Belgium inaugurates wind farm with largest wind turbines

The Enercon E-126 wind turbines required a 198 m crane to install the units at the Estinnes facility, near the town of Mons in Wallonia. At 1600 tonne, the world’s largest crawler crane was developed and constructed specially for lifting the 127 m diameter rotor in one step.

The models are among the most efficient in the world. Compared with a state-of-the-art 2 MW wind turbine, the E-126 increases the use in MW/km² by the factor of 2.3.

“The E-126 wind turbine comprises the most advanced power electronics in use in the wind sector and is able to provide grid stabilising ancillary services which before were reserved for conventional power plants,” said European energy commissioner Andris Piebalgs at the opening. “Estinnes is a milestone on our ambitious road to sustainable energy.”
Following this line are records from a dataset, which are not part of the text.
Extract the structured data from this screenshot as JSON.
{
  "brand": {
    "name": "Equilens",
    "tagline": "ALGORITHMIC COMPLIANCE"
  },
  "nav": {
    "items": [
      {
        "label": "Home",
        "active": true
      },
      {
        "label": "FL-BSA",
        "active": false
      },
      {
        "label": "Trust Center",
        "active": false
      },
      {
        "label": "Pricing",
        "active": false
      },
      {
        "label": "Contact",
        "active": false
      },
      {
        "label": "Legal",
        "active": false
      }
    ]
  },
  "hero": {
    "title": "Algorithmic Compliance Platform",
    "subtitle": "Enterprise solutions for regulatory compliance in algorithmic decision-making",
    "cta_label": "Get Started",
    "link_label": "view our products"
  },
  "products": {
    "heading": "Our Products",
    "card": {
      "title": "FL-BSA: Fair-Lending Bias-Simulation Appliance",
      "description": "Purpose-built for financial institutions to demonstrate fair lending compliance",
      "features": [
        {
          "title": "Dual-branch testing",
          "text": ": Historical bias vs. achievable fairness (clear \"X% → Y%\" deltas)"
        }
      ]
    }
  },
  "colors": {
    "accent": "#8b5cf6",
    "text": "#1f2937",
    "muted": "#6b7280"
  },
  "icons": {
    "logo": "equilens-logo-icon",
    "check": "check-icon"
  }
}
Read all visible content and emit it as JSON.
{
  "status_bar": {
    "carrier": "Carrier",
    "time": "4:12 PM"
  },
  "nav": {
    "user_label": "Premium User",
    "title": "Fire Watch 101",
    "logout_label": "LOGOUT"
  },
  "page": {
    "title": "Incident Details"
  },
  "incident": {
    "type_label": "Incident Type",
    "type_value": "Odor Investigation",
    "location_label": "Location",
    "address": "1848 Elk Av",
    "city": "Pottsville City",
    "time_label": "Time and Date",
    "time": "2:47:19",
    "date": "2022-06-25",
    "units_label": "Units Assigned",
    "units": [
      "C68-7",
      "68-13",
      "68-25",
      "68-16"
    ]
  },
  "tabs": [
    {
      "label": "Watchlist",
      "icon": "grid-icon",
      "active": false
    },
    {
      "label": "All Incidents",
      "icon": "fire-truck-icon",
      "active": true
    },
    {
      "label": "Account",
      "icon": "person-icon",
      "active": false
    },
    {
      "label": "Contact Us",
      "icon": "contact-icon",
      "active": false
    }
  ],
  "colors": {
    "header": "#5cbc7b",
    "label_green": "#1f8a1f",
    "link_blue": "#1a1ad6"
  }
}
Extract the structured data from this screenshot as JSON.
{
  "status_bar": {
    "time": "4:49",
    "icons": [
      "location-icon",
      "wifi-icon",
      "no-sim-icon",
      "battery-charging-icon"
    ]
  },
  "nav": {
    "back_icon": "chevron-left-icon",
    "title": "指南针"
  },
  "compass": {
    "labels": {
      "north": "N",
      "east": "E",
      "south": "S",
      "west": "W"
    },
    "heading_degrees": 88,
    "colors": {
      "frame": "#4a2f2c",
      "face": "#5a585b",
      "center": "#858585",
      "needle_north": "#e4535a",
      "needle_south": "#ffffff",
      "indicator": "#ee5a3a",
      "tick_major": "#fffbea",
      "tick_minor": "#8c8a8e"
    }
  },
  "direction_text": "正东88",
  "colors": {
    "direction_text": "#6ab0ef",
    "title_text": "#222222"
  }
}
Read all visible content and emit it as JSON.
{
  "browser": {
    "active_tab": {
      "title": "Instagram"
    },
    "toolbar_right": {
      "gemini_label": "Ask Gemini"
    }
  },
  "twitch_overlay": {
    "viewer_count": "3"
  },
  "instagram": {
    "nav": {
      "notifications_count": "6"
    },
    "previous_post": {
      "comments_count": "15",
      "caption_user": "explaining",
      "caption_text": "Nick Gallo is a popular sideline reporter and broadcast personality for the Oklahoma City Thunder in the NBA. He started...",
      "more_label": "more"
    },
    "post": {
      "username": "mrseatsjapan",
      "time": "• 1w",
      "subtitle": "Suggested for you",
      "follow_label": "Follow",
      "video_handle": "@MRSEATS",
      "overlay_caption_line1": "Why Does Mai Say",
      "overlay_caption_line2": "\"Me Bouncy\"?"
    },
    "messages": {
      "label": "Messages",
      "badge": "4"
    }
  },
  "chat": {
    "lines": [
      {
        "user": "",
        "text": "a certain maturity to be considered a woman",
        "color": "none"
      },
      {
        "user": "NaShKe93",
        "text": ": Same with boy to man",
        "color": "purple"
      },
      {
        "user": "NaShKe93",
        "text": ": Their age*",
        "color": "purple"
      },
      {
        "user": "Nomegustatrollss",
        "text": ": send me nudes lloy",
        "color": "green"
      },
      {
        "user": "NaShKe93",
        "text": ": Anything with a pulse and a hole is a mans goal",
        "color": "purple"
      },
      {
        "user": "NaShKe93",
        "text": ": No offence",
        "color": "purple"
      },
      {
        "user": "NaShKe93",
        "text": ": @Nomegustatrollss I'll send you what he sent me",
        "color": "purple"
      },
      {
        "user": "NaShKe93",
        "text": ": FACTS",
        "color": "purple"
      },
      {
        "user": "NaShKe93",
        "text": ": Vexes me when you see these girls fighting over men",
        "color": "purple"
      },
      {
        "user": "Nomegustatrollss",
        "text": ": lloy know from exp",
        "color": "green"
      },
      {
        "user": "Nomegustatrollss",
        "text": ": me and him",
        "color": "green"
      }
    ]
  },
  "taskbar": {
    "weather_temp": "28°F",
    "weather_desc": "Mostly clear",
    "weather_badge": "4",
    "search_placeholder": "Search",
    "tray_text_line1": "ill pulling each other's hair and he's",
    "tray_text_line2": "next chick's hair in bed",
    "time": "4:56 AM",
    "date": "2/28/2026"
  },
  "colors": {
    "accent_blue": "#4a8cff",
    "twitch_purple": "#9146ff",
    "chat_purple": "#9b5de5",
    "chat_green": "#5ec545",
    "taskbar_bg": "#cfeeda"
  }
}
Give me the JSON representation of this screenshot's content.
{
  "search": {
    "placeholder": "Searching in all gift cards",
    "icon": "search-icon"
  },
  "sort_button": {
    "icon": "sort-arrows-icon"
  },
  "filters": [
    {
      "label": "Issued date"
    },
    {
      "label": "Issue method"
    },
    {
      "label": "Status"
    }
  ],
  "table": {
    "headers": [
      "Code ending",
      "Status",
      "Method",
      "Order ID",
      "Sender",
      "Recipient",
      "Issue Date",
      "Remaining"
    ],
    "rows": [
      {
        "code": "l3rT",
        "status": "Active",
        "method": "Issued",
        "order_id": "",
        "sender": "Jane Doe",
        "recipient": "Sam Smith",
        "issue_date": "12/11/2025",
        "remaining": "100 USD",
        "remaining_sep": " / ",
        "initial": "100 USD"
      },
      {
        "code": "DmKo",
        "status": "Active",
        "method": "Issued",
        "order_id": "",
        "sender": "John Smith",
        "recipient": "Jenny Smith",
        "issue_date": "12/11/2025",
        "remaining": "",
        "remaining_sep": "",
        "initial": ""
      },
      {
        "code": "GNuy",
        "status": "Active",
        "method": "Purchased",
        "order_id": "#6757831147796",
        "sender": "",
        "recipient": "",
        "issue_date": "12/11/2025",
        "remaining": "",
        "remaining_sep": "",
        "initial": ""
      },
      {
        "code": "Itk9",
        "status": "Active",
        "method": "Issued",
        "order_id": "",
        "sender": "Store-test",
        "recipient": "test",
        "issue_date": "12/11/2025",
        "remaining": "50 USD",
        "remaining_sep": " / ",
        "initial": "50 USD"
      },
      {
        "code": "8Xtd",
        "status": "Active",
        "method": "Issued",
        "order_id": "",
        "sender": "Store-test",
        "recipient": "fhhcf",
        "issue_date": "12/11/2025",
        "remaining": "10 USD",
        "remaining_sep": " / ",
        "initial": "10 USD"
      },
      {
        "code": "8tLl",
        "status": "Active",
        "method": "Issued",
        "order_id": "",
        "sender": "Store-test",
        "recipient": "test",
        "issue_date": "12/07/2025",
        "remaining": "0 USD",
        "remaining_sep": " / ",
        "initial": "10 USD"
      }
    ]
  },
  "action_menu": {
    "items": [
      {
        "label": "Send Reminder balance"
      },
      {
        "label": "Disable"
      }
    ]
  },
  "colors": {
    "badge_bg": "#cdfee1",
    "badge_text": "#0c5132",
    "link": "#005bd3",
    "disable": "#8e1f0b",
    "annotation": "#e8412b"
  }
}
The €6.2 million wind farm was co-financed by the European Commission with funding from the 7th Framework Programme (FP7). The pilot demonstration calls for 11 of the wind turbines to be installed by July 2012, to demonstrate “the development of a cost-effective large-scale high-capacity wind park using new state-of-the-art multi-megawatt turbines coupled with innovative technology used to stabilise the grid.”

The wind farm is the first large-scale on-shore facility in Belgium and the site will assess technical issues (network stability and security), financial aspects (cost effectiveness), as well as environmental issues (landscape pollution). Improved forecasting will improve the cost-effectiveness of the high-capacity wind park and the lessons learned at Estinnes will be adapted to a different national context with a weak grid system on the island of Cyprus, the commission explains.

The Estinnes wind farm is “one the most suited and best developed options to further increase the onshore wind power exploitation potential in Europe at a high supply security and at affordable costs,” said Piebalgs. Nicolas Fichaux of the European Wind Energy Association said the turbines show that Europe still has the “technological lead” in the wind industry.

“The Estinnes project shows how huge the potential for onshore wind power in Europe is,” adds Bernhard Fink of Enercon. “If we want to reach the target of the EU Renewable Energy Directive for 2020, onshore wind power will have to play a major role. Otherwise a fully renewable electricity supply will not be feasible - neither from the financial point of view nor concerning the potential.”

The 11 turbines are expected to generate 187 GWh a year. Currently, the E-126 models at Estinnes are running at a maximum of 6 MW capacity.

In 2008, the European Union saw another record year with installations of 8.5 GW of wind turbines, and the European Wind Energy Association says cumulative wind capacity increased 15% to reach a level of 65 GW, up from 57 GW at the end of 2007. The new wind capacity represents manufacturing revenue of €11 bn.